The Log of the Wookey Hole Exploration Expedition
In the summer of 1935, a group of intrepid cavers mounted an assault on the famous show cave at Wookey Hole beneath the Mendip Hills in England. From an historical perspective, this was one of the earliest attempts by amateurs to explore underwater cave passages using diving equipment. Self-contained underwater breathing apparatus was in its infancy and not available to them, so they had to adopt bulky base-fed standard diving dress. The results of their work were published in the grandly titled 'The Log of the Wookey Hole Exploration Expedition 1935' which was prepared and printed privately by the leader of the venture, Graham Balcombe.

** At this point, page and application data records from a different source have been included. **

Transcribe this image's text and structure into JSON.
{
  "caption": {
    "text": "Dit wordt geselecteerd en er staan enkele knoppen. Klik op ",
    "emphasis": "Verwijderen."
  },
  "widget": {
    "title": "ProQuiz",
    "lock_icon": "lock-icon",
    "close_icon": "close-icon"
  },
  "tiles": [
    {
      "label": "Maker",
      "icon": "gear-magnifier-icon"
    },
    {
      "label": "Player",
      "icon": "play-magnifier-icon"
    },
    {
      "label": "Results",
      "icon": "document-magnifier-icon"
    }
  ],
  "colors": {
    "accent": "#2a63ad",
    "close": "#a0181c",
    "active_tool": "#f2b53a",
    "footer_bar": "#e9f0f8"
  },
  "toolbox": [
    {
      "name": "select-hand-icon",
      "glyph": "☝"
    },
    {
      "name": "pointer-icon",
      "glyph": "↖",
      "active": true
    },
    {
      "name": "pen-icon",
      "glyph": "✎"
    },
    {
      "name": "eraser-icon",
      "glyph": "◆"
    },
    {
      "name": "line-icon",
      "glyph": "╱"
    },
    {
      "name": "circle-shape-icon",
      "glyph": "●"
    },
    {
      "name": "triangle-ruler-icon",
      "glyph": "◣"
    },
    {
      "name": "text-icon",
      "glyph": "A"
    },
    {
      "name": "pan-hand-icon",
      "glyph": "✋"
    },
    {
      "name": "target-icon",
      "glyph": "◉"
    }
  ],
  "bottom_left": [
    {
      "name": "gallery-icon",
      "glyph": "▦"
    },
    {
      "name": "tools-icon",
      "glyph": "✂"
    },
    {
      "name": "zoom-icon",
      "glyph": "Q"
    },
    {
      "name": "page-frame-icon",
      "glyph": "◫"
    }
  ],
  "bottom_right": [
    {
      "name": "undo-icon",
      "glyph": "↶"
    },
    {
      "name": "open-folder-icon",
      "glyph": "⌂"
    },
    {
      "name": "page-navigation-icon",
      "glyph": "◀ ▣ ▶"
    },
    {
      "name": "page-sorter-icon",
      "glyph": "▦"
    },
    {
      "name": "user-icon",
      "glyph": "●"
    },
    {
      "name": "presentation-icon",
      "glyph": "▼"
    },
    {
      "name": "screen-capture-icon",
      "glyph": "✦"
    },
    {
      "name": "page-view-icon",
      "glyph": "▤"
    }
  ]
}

Balcombe's account of the publication of the book is given later. Only 175 copies (at 7 s 6 d each) were produced, and these have become something of a collectors' item – often exchanging hands for several hundred pounds. In his memoirs, Balcombe notes:
"That 'The Log of the Wookey Hole Divers' now commands such a considerable price in the market is no recognition of intrinsic merit but of the tremendous success of those who followed in our footsteps and then broke out to do much greater things; 'The Log' basks now in their glory."

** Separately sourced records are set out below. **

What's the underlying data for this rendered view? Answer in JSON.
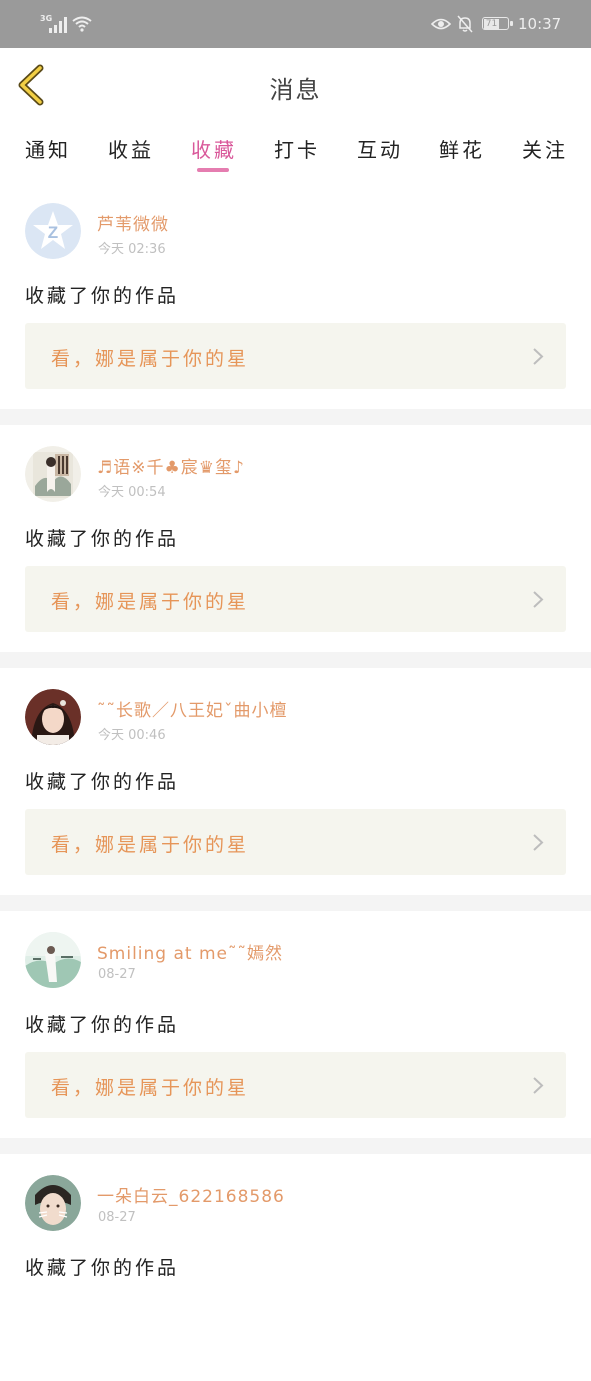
{
  "status_bar": {
    "network": "3G",
    "battery": "71",
    "time": "10:37"
  },
  "header": {
    "title": "消息"
  },
  "tabs": [
    {
      "label": "通知",
      "active": false
    },
    {
      "label": "收益",
      "active": false
    },
    {
      "label": "收藏",
      "active": true
    },
    {
      "label": "打卡",
      "active": false
    },
    {
      "label": "互动",
      "active": false
    },
    {
      "label": "鲜花",
      "active": false
    },
    {
      "label": "关注",
      "active": false
    }
  ],
  "colors": {
    "accent_tab": "#d9589a",
    "username": "#e39a6a",
    "card_title": "#e69558",
    "card_bg": "#f5f5ee"
  },
  "messages": [
    {
      "username": "芦苇微微",
      "time": "今天 02:36",
      "action": "收藏了你的作品",
      "work_title": "看，娜是属于你的星",
      "avatar": "default-avatar"
    },
    {
      "username": "♬语※千♣宸♛玺♪",
      "time": "今天 00:54",
      "action": "收藏了你的作品",
      "work_title": "看，娜是属于你的星",
      "avatar": "poster-avatar"
    },
    {
      "username": "˜˜长歌／八王妃ˇ曲小檀",
      "time": "今天 00:46",
      "action": "收藏了你的作品",
      "work_title": "看，娜是属于你的星",
      "avatar": "portrait-avatar"
    },
    {
      "username": "Smiling at me˜˜嫣然",
      "time": "08-27",
      "action": "收藏了你的作品",
      "work_title": "看，娜是属于你的星",
      "avatar": "scenery-avatar"
    },
    {
      "username": "一朵白云_622168586",
      "time": "08-27",
      "action": "收藏了你的作品",
      "work_title": "",
      "avatar": "face-avatar"
    }
  ]
}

In the same text, Balcombe also explains that the exploration of Wookey Hole Caves came about by accident rather than by design. Balcombe, 'Digger' Harris and Jack Sheppard were involved in trying to extend the swallet cave of Swildon's Hole at Priddy, high on the Mendip plateau above Wookey Hole. At the time, it was not known for certain that the cave was a major feeder to the River Axe which emerges at Wookey Hole (rather it was thought by some that Swildon's Hole drained to Cheddar). By 1921, the cave had been explored as far as an ominous looking pool where the way on lay below its surface. Blasting the obstruction had been to no avail and diving had been attempted. Ever the inventor, Balcombe fashioned a 40' long snorkel using hose pipe and components from a ladies' bicycle frame. This too was unsuccessful (and nearly fatal), so an approach was made to Siebe, Gorman & Co., the submarine and safety engineers, for the purpose of obtaining the latest in diving technology. Jack Sheppard visited the company's owner, Sir Robert Davis, to explain the need for lightweight equipment appropriate for the confines of Swildon's Hole, but there was nothing suitable. Instead, Balcombe took up Davis's offer of their standard diving dress equipment and the services of an instructor, and found a site that could accommodate such paraphernalia: Wookey Hole Caves.

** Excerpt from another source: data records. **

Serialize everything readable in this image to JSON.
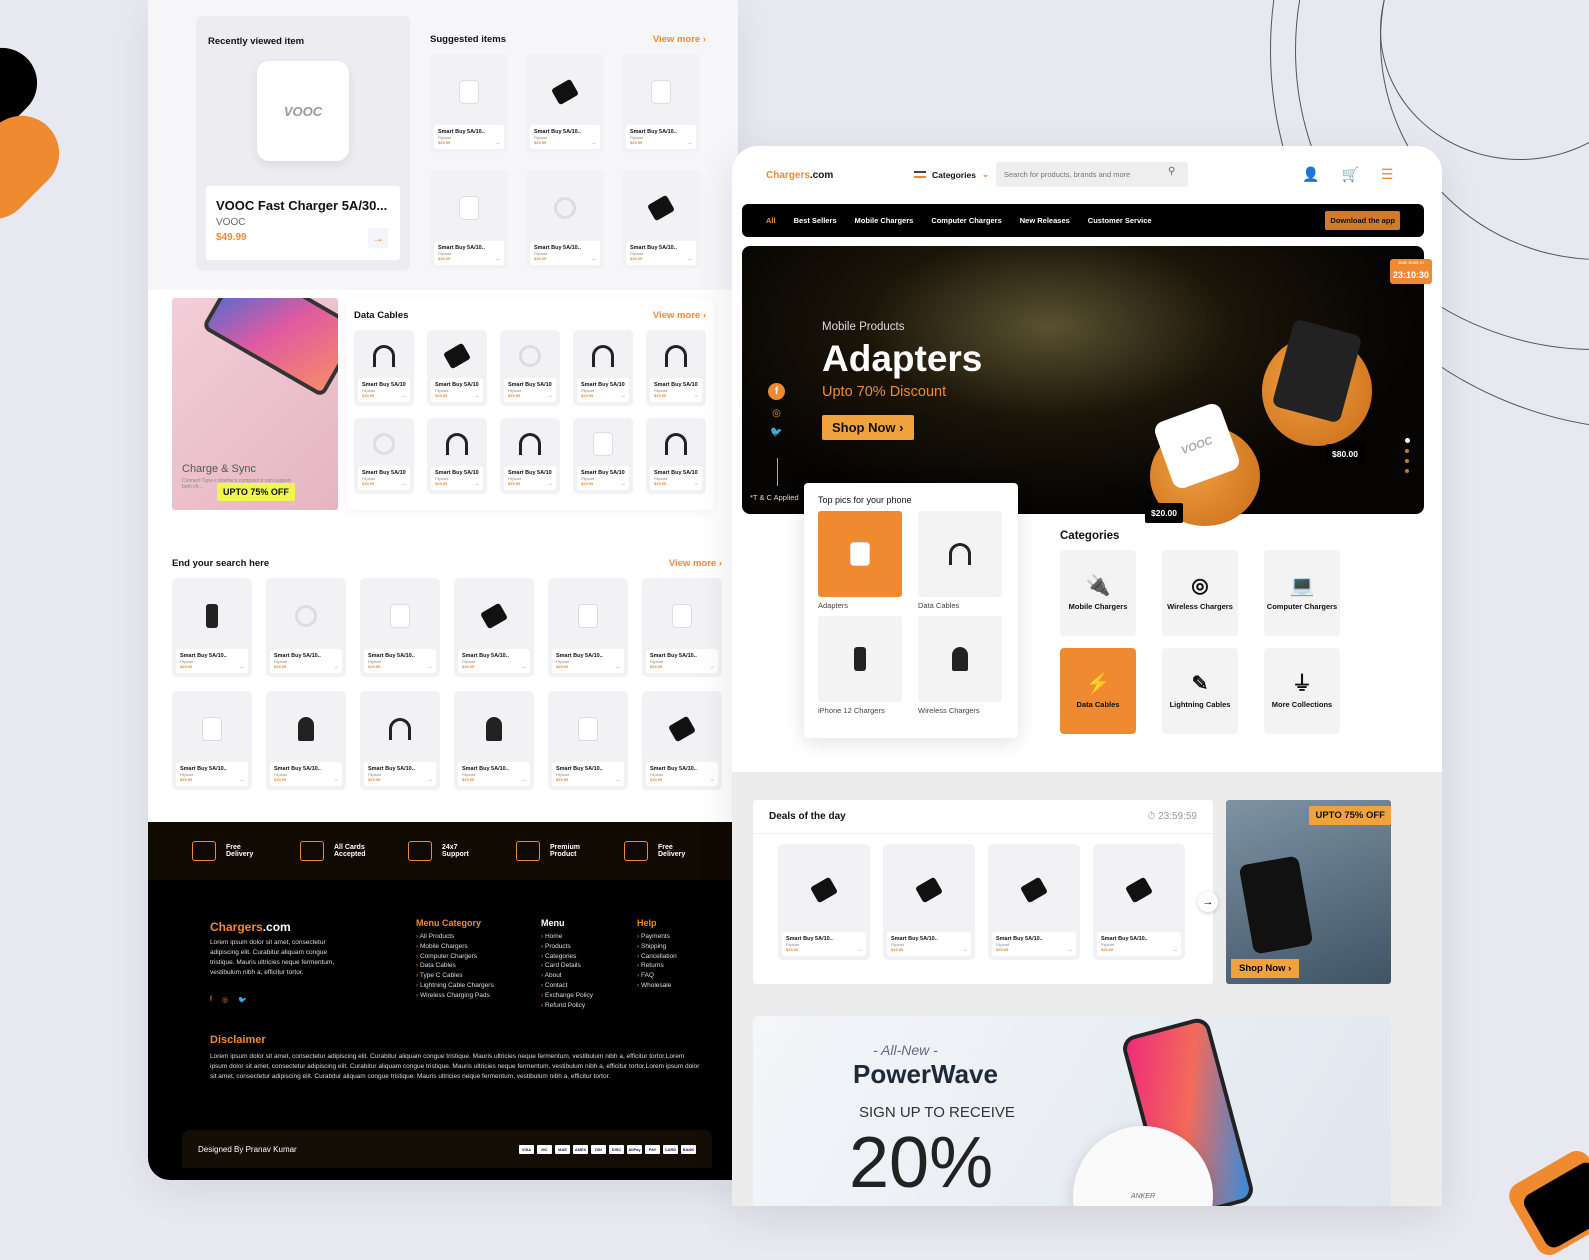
{
  "left_page": {
    "recent": {
      "heading": "Recently viewed item",
      "image_label": "VOOC",
      "product_name": "VOOC Fast Charger 5A/30...",
      "brand": "VOOC",
      "price": "$49.99",
      "arrow": "→"
    },
    "suggested": {
      "heading": "Suggested items",
      "view_more": "View more ›",
      "items": [
        {
          "name": "Smart Buy 5A/10..",
          "store": "Flipkart",
          "price": "$29.99",
          "shape": "charger-w"
        },
        {
          "name": "Smart Buy 5A/10..",
          "store": "Flipkart",
          "price": "$29.99",
          "shape": "charger-b"
        },
        {
          "name": "Smart Buy 5A/10..",
          "store": "Flipkart",
          "price": "$29.99",
          "shape": "charger-w"
        },
        {
          "name": "Smart Buy 5A/10..",
          "store": "Flipkart",
          "price": "$29.99",
          "shape": "charger-w"
        },
        {
          "name": "Smart Buy 5A/10..",
          "store": "Flipkart",
          "price": "$29.99",
          "shape": "coil"
        },
        {
          "name": "Smart Buy 5A/10..",
          "store": "Flipkart",
          "price": "$29.99",
          "shape": "charger-b"
        }
      ]
    },
    "promo_pink": {
      "title": "Charge & Sync",
      "desc": "Connect Type-c interface computer,it can support both ch...",
      "badge": "UPTO 75% OFF"
    },
    "data_cables": {
      "heading": "Data Cables",
      "view_more": "View more ›",
      "items": [
        {
          "name": "Smart Buy 5A/10..",
          "store": "Flipkart",
          "price": "$29.99",
          "shape": "cable"
        },
        {
          "name": "Smart Buy 5A/10..",
          "store": "Flipkart",
          "price": "$29.99",
          "shape": "charger-b"
        },
        {
          "name": "Smart Buy 5A/10..",
          "store": "Flipkart",
          "price": "$29.99",
          "shape": "coil"
        },
        {
          "name": "Smart Buy 5A/10..",
          "store": "Flipkart",
          "price": "$29.99",
          "shape": "cable"
        },
        {
          "name": "Smart Buy 5A/10..",
          "store": "Flipkart",
          "price": "$29.99",
          "shape": "cable"
        },
        {
          "name": "Smart Buy 5A/10..",
          "store": "Flipkart",
          "price": "$29.99",
          "shape": "coil"
        },
        {
          "name": "Smart Buy 5A/10..",
          "store": "Flipkart",
          "price": "$29.99",
          "shape": "cable"
        },
        {
          "name": "Smart Buy 5A/10..",
          "store": "Flipkart",
          "price": "$29.99",
          "shape": "cable"
        },
        {
          "name": "Smart Buy 5A/10..",
          "store": "Flipkart",
          "price": "$29.99",
          "shape": "charger-w"
        },
        {
          "name": "Smart Buy 5A/10..",
          "store": "Flipkart",
          "price": "$29.99",
          "shape": "cable"
        }
      ]
    },
    "end_search": {
      "heading": "End your search here",
      "view_more": "View more ›",
      "items": [
        {
          "name": "Smart Buy 5A/10..",
          "store": "Flipkart",
          "price": "$29.99",
          "shape": "phone"
        },
        {
          "name": "Smart Buy 5A/10..",
          "store": "Flipkart",
          "price": "$29.99",
          "shape": "coil"
        },
        {
          "name": "Smart Buy 5A/10..",
          "store": "Flipkart",
          "price": "$29.99",
          "shape": "charger-w"
        },
        {
          "name": "Smart Buy 5A/10..",
          "store": "Flipkart",
          "price": "$29.99",
          "shape": "charger-b"
        },
        {
          "name": "Smart Buy 5A/10..",
          "store": "Flipkart",
          "price": "$29.99",
          "shape": "charger-w"
        },
        {
          "name": "Smart Buy 5A/10..",
          "store": "Flipkart",
          "price": "$29.99",
          "shape": "charger-w"
        },
        {
          "name": "Smart Buy 5A/10..",
          "store": "Flipkart",
          "price": "$29.99",
          "shape": "charger-w"
        },
        {
          "name": "Smart Buy 5A/10..",
          "store": "Flipkart",
          "price": "$29.99",
          "shape": "stand"
        },
        {
          "name": "Smart Buy 5A/10..",
          "store": "Flipkart",
          "price": "$29.99",
          "shape": "cable"
        },
        {
          "name": "Smart Buy 5A/10..",
          "store": "Flipkart",
          "price": "$29.99",
          "shape": "stand"
        },
        {
          "name": "Smart Buy 5A/10..",
          "store": "Flipkart",
          "price": "$29.99",
          "shape": "charger-w"
        },
        {
          "name": "Smart Buy 5A/10..",
          "store": "Flipkart",
          "price": "$29.99",
          "shape": "charger-b"
        }
      ]
    },
    "features": [
      {
        "label": "Free Delivery",
        "icon": "truck-icon"
      },
      {
        "label": "All Cards Accepted",
        "icon": "credit-card-icon"
      },
      {
        "label": "24x7 Support",
        "icon": "support-agent-icon"
      },
      {
        "label": "Premium Product",
        "icon": "diamond-icon"
      },
      {
        "label": "Free Delivery",
        "icon": "truck-icon"
      }
    ],
    "footer": {
      "brand_main": "Chargers",
      "brand_suffix": ".com",
      "desc": "Lorem ipsum dolor sit amet, consectetur adipiscing elit. Curabitur aliquam congue tristique. Mauris ultricies neque fermentum, vestibulum nibh a, efficitur tortor.",
      "social": [
        "f",
        "◎",
        "🐦"
      ],
      "columns": [
        {
          "title": "Menu Category",
          "orange": true,
          "items": [
            "All Products",
            "Mobile Chargers",
            "Computer Chargers",
            "Data Cables",
            "Type C Cables",
            "Lightning Cable Chargers",
            "Wireless Charging Pads"
          ]
        },
        {
          "title": "Menu",
          "orange": false,
          "items": [
            "Home",
            "Products",
            "Categories",
            "Card Details",
            "About",
            "Contact",
            "Exchange Policy",
            "Refund Policy"
          ]
        },
        {
          "title": "Help",
          "orange": true,
          "items": [
            "Payments",
            "Shipping",
            "Cancellation",
            "Returns",
            "FAQ",
            "Wholesale"
          ]
        }
      ],
      "disclaimer_heading": "Disclaimer",
      "disclaimer_text": "Lorem ipsum dolor sit amet, consectetur adipiscing elit. Curabitur aliquam congue tristique. Mauris ultricies neque fermentum, vestibulum nibh a, efficitur tortor.Lorem ipsum dolor sit amet, consectetur adipiscing elit. Curabitur aliquam congue tristique. Mauris ultricies neque fermentum, vestibulum nibh a, efficitur tortor.Lorem ipsum dolor sit amet, consectetur adipiscing elit. Curabitur aliquam congue tristique. Mauris ultricies neque fermentum, vestibulum nibh a, efficitur tortor.",
      "designed_by": "Designed By Pranav Kumar",
      "payment_methods": [
        "VISA",
        "MC",
        "MAE",
        "AMEX",
        "DIN",
        "DISC",
        "AliPay",
        "PAY",
        "CARD",
        "BANK"
      ]
    }
  },
  "right_page": {
    "header": {
      "logo_main": "Chargers",
      "logo_suffix": ".com",
      "categories_label": "Categories",
      "search_placeholder": "Search for products, brands and more"
    },
    "nav": {
      "items": [
        "All",
        "Best Sellers",
        "Mobile Chargers",
        "Computer Chargers",
        "New Releases",
        "Customer Service"
      ],
      "download_label": "Download the app"
    },
    "hero": {
      "subtitle": "Mobile Products",
      "title": "Adapters",
      "discount": "Upto 70% Discount",
      "shop_label": "Shop Now  ›",
      "terms": "*T & C Applied",
      "sale_label": "Sale Ends In",
      "sale_timer": "23:10:30",
      "price_1": "$80.00",
      "price_2": "$20.00",
      "charger_brand": "VOOC",
      "slide_count": 4,
      "active_slide": 1
    },
    "top_picks": {
      "heading": "Top pics for your phone",
      "items": [
        {
          "label": "Adapters",
          "selected": true,
          "shape": "charger-w"
        },
        {
          "label": "Data Cables",
          "selected": false,
          "shape": "cable"
        },
        {
          "label": "iPhone 12 Chargers",
          "selected": false,
          "shape": "phone"
        },
        {
          "label": "Wireless Chargers",
          "selected": false,
          "shape": "stand"
        }
      ]
    },
    "categories": {
      "heading": "Categories",
      "items": [
        {
          "label": "Mobile Chargers",
          "icon": "🔌",
          "selected": false
        },
        {
          "label": "Wireless Chargers",
          "icon": "◎",
          "selected": false
        },
        {
          "label": "Computer Chargers",
          "icon": "💻",
          "selected": false
        },
        {
          "label": "Data Cables",
          "icon": "⚡",
          "selected": true
        },
        {
          "label": "Lightning Cables",
          "icon": "✎",
          "selected": false
        },
        {
          "label": "More Collections",
          "icon": "⏚",
          "selected": false
        }
      ]
    },
    "deals": {
      "heading": "Deals of the day",
      "timer": "23:59:59",
      "items": [
        {
          "name": "Smart Buy 5A/10..",
          "store": "Flipkart",
          "price": "$29.99",
          "shape": "charger-b"
        },
        {
          "name": "Smart Buy 5A/10..",
          "store": "Flipkart",
          "price": "$29.99",
          "shape": "charger-b"
        },
        {
          "name": "Smart Buy 5A/10..",
          "store": "Flipkart",
          "price": "$29.99",
          "shape": "charger-b"
        },
        {
          "name": "Smart Buy 5A/10..",
          "store": "Flipkart",
          "price": "$29.99",
          "shape": "charger-b"
        }
      ],
      "promo_badge": "UPTO 75% OFF",
      "promo_shop": "Shop Now  ›"
    },
    "powerwave": {
      "tagline": "- All-New -",
      "title": "PowerWave",
      "signup": "SIGN UP TO RECEIVE",
      "big": "20%",
      "pad_brand": "ANKER"
    }
  },
  "colors": {
    "accent": "#f08a30",
    "dark": "#000000",
    "background": "#e8e8f1"
  }
}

Thus the scene was set for the events recounted here. As has been mentioned, original editions of 'The Log' are an expensive rarity. As we approach the 75th anniversary of the first cave dives at Wookey Hole, it is fitting to make this record more widely available by means of a reprint. This has proved no mean feat in itself, as much of the original text had to be retyped from scratch using Balcombe's un-numbered file copy left to the Cave Diving Group library as its source – this incorporates handwritten notes added by the author. I am indebted to the CDG librarian, Martin Grass, for entrusting me with this priceless tome. Every effort has been taken to make this version a close facsimile of the original – including its idiosyncratic (to the modern eye) punctuation and inconsistent capitalisation of chamber names etc. which are often changed in modern transcripts. Supporting material from Balcombe's archives has been added to further enhance the story. These were kindly provided by John Freeman from the records of his late father-in-law, Edmund Douglas, a close friend of Balcombe. Finally, an epilogue has been included to bring the story of The Divers and the exploration of the cave up to date.